After 17 days of non-stop sporting action, the Olympics are officially over. The closing ceremonies are complete, the flag was passed on and the torch extinguished until summer Olympic action picks back up in Rio 2016. And we all probably have a lot more free time! The sporting action certainly lived up to all the excitement, but it was the non-sporting extras such as social media, apps, tools and news that also caught the attention of spectators and participants during the games. In addition to lessons on social media etiquette, by observing the athletes and circumstances of the games the world can learn other rules and lessons to live by. Here are a select few:
1. Practice may not always make perfect, but it’s still necessary. It’s very rare that someone or something can be perfect and success takes a lot of hard work. Most of the athletes devoted their lives to make it to the Olympics. Too often, many think that we shouldn’t have to work that hard to be successful, but the reality is that few things in life come easily. As all athletes demonstrated, if you want something badly enough, then you must be willing to do the hard work to get there.
2. Motivation, inspiration and drive are critical for success. Athletic skill is clearly an important component for excelling at competition, but most athletes in the games exhibited more than just physical excellence. Their significant achievements can also be credited to continuous motivation, drive and faith in themselves. They live by the mantras: never settle for just good, always strive to be great and push yourself beyond limits. For South African sprinter Oscar Pistorius, a dramatic feat had already been accomplished by simply him competing in the games as a double amputee. And USA track athlete Manteo Mitchell ran the entire 4×400 relay on broken leg. These incredible obstacles did not stop them from their ultimate dream and their sheer will drove them to success.
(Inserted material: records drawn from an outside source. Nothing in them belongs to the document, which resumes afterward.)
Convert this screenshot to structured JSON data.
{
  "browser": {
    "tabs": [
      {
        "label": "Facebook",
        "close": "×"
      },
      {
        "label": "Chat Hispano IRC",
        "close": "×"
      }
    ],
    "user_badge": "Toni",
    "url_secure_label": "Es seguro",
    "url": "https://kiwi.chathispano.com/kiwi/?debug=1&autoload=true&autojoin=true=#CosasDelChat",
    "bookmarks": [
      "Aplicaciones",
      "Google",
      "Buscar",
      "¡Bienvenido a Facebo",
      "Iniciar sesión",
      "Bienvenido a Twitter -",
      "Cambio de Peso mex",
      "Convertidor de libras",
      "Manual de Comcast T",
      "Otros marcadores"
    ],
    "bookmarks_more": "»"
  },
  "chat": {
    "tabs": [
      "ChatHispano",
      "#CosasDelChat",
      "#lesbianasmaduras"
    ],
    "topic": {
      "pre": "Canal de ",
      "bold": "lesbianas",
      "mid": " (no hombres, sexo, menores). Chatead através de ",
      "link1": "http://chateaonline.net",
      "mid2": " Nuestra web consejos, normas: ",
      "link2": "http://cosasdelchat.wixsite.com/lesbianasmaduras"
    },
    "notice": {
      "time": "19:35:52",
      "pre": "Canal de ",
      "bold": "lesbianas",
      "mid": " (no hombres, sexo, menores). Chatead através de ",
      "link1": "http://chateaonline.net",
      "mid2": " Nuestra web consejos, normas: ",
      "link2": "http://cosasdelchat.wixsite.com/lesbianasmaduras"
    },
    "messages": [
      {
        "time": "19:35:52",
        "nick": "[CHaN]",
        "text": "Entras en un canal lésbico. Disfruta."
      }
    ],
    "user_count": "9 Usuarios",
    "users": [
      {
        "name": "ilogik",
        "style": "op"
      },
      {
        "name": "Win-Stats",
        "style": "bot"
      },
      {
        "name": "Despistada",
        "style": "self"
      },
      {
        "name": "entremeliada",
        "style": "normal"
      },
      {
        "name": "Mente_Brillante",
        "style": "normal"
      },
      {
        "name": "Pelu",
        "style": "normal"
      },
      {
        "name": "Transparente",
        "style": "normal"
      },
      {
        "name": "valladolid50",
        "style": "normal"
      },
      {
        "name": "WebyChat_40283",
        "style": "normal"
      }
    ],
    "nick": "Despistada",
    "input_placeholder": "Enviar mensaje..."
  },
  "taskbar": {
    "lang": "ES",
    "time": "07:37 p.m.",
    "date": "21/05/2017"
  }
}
3. Teamwork is critical to success. Surround yourself with colleagues, friends and family who will help and support you. In team sports, athletes obviously work together to win, but it is also important to acknowledge examples of non-traditional team events. Michael Phelps, the most decorated Olympic athlete ever, thanked his relay team for helping him to win all those medals. Without them as a supporting cast, he wouldn’t have won as many medals as he did. Another common sight seen was of the families and coaching staff supporting and cheering the athletes along as if they were themselves competing. This support was critical in contributing to the athlete’s success. No one can truly do it alone.
4. Learn from your mistakes. At the end of practice or their performances, the athletes recapped their mistakes to see what they did wrong and learn how they can be better next time. The USA women’s soccer team lost the World Cup to Japan last year, but when facing them in the Olympics a short time later beat them to win the gold. Surely they reviewed and watched and analyzed their past matchup to ensure a better performance for the future. Same is in life where we need to observe ourselves, ask for feedback and measure our actions so we can strive to be more effective in the future.
The Olympics were certainly action packed with all the athletic events we awaited and anticipated. These last two weeks also reminded us that Olympic athletes should be admired not only for their athletic skill, but also for the behaviors and examples they set for us to follow and live by.
What was your favorite Olympic moment or lesson learned? What will you remember most about these London games?